For each line of the listing that holds "Tags", show the full line.

DATASET EXCERPTS Start Marker

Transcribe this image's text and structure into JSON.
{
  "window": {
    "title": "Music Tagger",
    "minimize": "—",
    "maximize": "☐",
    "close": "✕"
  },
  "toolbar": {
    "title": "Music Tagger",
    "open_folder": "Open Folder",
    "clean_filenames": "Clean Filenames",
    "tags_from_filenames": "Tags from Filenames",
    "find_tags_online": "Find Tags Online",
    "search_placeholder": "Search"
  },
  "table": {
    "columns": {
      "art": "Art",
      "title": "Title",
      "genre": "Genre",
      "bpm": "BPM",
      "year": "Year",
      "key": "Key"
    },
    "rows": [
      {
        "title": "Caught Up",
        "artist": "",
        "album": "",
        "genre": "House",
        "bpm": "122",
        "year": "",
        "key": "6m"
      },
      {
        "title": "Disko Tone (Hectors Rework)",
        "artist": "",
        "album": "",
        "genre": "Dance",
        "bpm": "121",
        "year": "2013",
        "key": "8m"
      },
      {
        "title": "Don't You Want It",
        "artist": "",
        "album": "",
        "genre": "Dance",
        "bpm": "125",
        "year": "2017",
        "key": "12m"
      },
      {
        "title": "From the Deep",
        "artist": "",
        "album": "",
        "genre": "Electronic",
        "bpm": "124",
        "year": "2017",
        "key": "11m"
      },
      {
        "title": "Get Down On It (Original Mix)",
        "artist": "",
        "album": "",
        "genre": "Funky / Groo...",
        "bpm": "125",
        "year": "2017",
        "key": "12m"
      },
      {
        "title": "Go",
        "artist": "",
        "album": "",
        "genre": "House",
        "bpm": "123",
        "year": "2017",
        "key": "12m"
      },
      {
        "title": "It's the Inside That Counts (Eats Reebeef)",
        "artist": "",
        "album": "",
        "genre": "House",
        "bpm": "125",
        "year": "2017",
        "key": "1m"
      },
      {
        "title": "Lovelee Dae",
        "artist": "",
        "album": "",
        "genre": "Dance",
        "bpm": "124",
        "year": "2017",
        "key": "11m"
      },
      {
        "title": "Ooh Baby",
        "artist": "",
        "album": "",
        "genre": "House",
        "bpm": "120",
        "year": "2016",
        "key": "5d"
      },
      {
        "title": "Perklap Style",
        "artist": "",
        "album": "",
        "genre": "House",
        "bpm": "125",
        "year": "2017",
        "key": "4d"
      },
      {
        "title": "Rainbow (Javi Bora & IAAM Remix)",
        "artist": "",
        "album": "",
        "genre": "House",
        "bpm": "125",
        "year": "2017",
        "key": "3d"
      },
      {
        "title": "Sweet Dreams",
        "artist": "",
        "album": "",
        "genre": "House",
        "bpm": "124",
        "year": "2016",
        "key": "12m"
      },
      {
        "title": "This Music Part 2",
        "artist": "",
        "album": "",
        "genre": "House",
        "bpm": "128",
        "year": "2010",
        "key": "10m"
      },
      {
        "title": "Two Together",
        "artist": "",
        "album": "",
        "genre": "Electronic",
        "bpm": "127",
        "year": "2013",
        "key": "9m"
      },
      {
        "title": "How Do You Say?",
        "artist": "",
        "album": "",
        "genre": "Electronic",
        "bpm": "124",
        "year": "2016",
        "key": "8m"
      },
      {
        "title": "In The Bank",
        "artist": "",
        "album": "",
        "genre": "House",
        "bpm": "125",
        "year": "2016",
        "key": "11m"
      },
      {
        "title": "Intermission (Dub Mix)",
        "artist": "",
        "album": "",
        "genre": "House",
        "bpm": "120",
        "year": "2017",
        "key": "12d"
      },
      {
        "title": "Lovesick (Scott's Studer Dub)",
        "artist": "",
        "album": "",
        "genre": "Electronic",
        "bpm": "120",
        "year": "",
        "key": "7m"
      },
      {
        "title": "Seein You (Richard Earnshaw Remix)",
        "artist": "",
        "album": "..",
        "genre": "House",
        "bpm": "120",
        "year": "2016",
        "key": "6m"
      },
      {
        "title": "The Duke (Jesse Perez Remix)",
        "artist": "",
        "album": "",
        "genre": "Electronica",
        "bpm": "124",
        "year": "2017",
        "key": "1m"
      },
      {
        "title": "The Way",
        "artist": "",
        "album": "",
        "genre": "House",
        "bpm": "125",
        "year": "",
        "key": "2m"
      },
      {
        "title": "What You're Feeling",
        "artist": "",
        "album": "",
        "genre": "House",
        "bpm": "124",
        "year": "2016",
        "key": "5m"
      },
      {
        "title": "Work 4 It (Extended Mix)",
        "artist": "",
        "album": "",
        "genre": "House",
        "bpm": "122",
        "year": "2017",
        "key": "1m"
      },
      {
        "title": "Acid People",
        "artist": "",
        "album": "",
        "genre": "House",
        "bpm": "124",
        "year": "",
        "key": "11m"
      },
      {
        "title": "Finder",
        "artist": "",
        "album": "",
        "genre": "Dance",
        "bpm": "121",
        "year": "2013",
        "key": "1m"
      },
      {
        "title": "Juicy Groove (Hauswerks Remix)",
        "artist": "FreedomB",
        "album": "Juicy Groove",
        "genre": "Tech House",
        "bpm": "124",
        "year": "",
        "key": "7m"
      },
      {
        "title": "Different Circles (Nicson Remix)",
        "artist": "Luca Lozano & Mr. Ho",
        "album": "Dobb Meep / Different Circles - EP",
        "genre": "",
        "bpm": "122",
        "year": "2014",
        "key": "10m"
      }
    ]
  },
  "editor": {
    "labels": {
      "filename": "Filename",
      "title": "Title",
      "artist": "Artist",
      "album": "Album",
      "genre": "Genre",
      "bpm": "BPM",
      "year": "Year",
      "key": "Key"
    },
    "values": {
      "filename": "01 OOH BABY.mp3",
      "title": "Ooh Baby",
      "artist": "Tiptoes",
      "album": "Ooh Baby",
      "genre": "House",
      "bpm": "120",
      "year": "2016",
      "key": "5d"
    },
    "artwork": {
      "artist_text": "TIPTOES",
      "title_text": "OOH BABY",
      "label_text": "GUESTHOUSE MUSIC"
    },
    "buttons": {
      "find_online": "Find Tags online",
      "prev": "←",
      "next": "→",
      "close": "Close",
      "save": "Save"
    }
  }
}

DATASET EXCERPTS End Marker

**OUTPUT OF THE EXERCISE**
    "tags_from_filenames": "Tags from Filenames",
    "find_tags_online": "Find Tags Online",
      "find_online": "Find Tags online",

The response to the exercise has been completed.